In 2004, the UN’s International Advisory and Monitoring Board (IAMB) — the international group that oversees the use of Iraqi money on Iraqi reconstruction — wanted to know more about Halliburton. Specifically, they wanted to conduct an audit of Halliburton subsidiary Kellog Brown & Root’s single-source, oh-so-lucrative Iraq contract, $1.6 billion of which came straight from Iraqi coffers. After much foot dragging, the White House finally complied, sending the IAMB heavily redacted versions of audits the Pentagon’s Defense Contract Audit Agency (DCAA) had conducted into Halliburton’s use of the money.
Blacked out of the redacted report was the fact that Halliburton may have bilked the U.S. military out of about $100 million. Also blacked out were statements critical of KBR like “KBR was unable to reconcile the proposed costs to its accounting records” and “KBR did not always provide accurate information.”
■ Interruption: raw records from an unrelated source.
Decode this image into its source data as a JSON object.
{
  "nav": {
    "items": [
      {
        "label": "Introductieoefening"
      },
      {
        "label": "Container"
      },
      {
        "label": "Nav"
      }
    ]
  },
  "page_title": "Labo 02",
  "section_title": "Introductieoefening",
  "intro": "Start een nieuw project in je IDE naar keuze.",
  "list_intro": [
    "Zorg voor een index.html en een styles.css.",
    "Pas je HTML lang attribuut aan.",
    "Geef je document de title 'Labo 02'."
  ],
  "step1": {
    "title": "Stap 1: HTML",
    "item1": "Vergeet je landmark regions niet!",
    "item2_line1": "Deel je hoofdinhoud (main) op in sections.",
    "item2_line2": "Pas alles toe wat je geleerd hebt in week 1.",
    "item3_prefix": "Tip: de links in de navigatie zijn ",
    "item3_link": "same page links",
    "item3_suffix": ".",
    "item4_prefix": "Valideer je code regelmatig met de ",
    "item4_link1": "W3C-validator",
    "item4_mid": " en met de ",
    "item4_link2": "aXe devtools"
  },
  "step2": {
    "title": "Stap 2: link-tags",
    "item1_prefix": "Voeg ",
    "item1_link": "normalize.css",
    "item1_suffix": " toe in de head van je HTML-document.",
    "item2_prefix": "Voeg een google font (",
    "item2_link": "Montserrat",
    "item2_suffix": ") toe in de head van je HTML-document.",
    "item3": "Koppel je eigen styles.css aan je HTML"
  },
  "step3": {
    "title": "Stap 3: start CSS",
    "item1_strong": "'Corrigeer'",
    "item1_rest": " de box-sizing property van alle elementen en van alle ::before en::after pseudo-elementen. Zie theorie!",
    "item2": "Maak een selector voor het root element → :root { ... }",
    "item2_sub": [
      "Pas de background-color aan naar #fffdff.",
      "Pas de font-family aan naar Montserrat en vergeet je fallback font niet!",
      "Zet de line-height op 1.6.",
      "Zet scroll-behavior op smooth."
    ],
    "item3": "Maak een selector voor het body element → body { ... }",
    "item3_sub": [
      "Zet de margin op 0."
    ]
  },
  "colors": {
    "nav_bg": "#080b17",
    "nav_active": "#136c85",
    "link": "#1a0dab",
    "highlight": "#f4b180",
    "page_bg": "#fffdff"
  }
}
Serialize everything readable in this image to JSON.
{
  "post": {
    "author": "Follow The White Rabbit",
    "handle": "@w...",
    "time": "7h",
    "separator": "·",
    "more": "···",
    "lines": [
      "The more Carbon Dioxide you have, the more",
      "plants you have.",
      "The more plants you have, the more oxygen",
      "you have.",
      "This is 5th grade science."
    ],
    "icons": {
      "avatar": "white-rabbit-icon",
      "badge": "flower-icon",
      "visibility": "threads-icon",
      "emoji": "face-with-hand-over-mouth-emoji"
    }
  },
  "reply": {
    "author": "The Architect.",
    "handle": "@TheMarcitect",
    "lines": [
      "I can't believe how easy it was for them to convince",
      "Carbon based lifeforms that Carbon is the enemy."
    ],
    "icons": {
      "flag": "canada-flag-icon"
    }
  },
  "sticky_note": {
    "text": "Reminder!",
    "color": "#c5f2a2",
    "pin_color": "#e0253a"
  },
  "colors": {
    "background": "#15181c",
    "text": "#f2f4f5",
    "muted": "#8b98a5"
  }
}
Here’s where it gets really interesting. Wondering why the extensive redactions blocked all of the negative findings, the crack researchers in Rep. Henry Waxman’s office looked into the matter. It turns out the White House gave Halliburton a copy of the negative audit and let the company scrub out all of the negative stuff itself before it was sent to the UN group. A letter from KBR dated 9/28/04 to the Army Corps of Engineers states “we have redacted the statements of DCAA that we believe are factually incorrect or misleading and could be used by a competitor to damage KBR’s ability to win and negotiate new work.”